# [PROBLEM STATEMENT]
Every line with the string "drop" in it belongs in your answer, so copy them all from the data.

========================================

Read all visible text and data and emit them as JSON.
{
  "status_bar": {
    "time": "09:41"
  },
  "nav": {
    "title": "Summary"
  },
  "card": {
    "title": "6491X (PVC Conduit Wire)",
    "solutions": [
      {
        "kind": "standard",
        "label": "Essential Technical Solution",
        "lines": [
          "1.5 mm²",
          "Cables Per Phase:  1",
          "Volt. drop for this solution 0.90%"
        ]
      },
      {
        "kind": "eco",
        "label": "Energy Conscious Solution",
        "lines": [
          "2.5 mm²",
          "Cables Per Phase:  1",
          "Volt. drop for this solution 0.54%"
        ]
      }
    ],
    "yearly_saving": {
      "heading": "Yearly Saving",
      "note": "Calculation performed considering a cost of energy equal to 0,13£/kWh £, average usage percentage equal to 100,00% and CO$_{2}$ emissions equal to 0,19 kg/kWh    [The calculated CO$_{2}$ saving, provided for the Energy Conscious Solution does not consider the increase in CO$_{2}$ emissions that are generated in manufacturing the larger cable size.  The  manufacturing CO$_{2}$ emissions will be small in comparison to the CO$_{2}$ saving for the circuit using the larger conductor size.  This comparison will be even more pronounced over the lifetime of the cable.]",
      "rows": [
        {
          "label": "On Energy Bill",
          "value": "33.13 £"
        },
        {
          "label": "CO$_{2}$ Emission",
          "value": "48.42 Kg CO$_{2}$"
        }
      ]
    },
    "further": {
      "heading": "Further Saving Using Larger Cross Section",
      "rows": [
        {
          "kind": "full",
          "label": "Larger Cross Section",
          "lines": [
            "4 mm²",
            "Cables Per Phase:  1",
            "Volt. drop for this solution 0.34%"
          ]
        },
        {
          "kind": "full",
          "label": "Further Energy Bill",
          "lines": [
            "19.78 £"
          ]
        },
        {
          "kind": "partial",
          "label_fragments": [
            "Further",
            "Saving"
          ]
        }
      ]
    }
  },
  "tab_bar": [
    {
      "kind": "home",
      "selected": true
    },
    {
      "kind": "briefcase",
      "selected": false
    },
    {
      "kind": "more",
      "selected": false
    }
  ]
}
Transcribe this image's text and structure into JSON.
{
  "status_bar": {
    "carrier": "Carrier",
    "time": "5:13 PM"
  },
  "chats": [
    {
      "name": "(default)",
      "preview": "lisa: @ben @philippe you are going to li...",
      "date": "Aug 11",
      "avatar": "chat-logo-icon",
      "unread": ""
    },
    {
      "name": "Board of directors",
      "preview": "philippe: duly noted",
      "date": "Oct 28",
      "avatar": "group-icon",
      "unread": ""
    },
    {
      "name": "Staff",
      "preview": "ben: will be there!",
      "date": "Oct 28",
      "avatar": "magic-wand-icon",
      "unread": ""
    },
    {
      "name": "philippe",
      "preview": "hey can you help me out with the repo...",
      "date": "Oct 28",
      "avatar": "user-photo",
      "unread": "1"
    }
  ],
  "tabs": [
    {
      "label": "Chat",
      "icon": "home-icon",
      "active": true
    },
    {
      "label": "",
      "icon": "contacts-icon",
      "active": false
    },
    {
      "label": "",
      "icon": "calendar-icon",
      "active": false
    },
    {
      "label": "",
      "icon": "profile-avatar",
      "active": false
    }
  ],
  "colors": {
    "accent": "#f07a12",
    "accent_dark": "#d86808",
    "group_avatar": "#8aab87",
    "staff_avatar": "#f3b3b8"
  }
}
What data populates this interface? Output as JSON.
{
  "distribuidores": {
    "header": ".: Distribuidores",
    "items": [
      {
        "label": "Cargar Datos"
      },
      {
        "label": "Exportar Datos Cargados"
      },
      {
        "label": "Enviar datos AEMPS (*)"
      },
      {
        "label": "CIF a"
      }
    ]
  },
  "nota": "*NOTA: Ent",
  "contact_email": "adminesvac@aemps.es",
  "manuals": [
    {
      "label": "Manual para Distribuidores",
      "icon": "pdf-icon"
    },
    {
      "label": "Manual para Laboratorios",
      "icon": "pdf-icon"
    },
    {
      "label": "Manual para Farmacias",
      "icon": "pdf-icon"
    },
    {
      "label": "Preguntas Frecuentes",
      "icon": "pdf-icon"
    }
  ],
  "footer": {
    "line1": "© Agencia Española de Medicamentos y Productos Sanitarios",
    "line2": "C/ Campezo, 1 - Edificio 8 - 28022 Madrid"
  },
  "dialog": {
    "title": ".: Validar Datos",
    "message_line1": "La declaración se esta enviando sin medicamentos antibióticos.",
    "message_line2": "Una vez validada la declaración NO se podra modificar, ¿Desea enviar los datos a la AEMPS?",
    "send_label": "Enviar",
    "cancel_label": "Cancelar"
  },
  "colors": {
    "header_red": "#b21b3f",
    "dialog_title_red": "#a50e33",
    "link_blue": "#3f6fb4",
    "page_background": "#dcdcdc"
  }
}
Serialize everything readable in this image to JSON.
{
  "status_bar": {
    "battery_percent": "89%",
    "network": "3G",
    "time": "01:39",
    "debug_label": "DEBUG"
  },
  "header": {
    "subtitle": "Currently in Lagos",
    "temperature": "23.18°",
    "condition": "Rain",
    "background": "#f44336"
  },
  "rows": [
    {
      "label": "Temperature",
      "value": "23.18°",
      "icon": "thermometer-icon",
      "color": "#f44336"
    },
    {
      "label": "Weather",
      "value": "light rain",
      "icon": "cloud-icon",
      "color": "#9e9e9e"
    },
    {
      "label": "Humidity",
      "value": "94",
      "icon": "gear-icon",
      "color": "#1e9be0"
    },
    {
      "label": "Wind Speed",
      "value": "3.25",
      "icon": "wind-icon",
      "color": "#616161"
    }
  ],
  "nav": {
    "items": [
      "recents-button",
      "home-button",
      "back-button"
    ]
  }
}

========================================

# [FINISHED TASK]
          "Volt. drop for this solution 0.90%"
          "Volt. drop for this solution 0.54%"
            "Volt. drop for this solution 0.34%"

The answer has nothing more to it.